··· Material for the task

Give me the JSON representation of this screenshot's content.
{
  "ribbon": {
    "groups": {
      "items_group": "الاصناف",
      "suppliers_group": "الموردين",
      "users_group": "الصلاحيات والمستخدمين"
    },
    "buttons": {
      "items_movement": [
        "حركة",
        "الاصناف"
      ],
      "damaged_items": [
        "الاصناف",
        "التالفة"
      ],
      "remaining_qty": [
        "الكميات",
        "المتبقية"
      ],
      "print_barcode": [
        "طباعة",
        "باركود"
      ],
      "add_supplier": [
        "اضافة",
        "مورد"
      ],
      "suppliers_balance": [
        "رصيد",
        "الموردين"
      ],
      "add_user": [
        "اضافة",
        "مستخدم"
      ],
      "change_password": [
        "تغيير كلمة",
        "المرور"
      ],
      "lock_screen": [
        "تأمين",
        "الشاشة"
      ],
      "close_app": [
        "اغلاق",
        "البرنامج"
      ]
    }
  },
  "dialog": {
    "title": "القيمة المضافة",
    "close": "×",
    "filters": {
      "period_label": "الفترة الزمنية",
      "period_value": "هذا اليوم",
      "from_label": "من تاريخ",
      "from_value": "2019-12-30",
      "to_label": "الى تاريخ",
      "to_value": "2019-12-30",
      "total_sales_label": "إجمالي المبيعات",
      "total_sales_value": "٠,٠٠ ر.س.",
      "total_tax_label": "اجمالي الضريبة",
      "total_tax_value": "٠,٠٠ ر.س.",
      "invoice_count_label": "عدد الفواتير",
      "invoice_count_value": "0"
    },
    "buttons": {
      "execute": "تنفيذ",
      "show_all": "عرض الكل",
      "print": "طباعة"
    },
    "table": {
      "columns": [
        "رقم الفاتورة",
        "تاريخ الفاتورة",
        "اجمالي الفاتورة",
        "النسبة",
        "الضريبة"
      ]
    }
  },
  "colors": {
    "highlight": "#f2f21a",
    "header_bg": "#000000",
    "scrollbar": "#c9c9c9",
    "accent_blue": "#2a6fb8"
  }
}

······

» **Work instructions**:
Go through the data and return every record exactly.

» **Response**:
Give me the JSON representation of this screenshot's content.
{
  "ribbon": {
    "groups": {
      "items_group": "الاصناف",
      "suppliers_group": "الموردين",
      "users_group": "الصلاحيات والمستخدمين"
    },
    "buttons": {
      "items_movement": [
        "حركة",
        "الاصناف"
      ],
      "damaged_items": [
        "الاصناف",
        "التالفة"
      ],
      "remaining_qty": [
        "الكميات",
        "المتبقية"
      ],
      "print_barcode": [
        "طباعة",
        "باركود"
      ],
      "add_supplier": [
        "اضافة",
        "مورد"
      ],
      "suppliers_balance": [
        "رصيد",
        "الموردين"
      ],
      "add_user": [
        "اضافة",
        "مستخدم"
      ],
      "change_password": [
        "تغيير كلمة",
        "المرور"
      ],
      "lock_screen": [
        "تأمين",
        "الشاشة"
      ],
      "close_app": [
        "اغلاق",
        "البرنامج"
      ]
    }
  },
  "dialog": {
    "title": "القيمة المضافة",
    "close": "×",
    "filters": {
      "period_label": "الفترة الزمنية",
      "period_value": "هذا اليوم",
      "from_label": "من تاريخ",
      "from_value": "2019-12-30",
      "to_label": "الى تاريخ",
      "to_value": "2019-12-30",
      "total_sales_label": "إجمالي المبيعات",
      "total_sales_value": "٠,٠٠ ر.س.",
      "total_tax_label": "اجمالي الضريبة",
      "total_tax_value": "٠,٠٠ ر.س.",
      "invoice_count_label": "عدد الفواتير",
      "invoice_count_value": "0"
    },
    "buttons": {
      "execute": "تنفيذ",
      "show_all": "عرض الكل",
      "print": "طباعة"
    },
    "table": {
      "columns": [
        "رقم الفاتورة",
        "تاريخ الفاتورة",
        "اجمالي الفاتورة",
        "النسبة",
        "الضريبة"
      ]
    }
  },
  "colors": {
    "highlight": "#f2f21a",
    "header_bg": "#000000",
    "scrollbar": "#c9c9c9",
    "accent_blue": "#2a6fb8"
  }
}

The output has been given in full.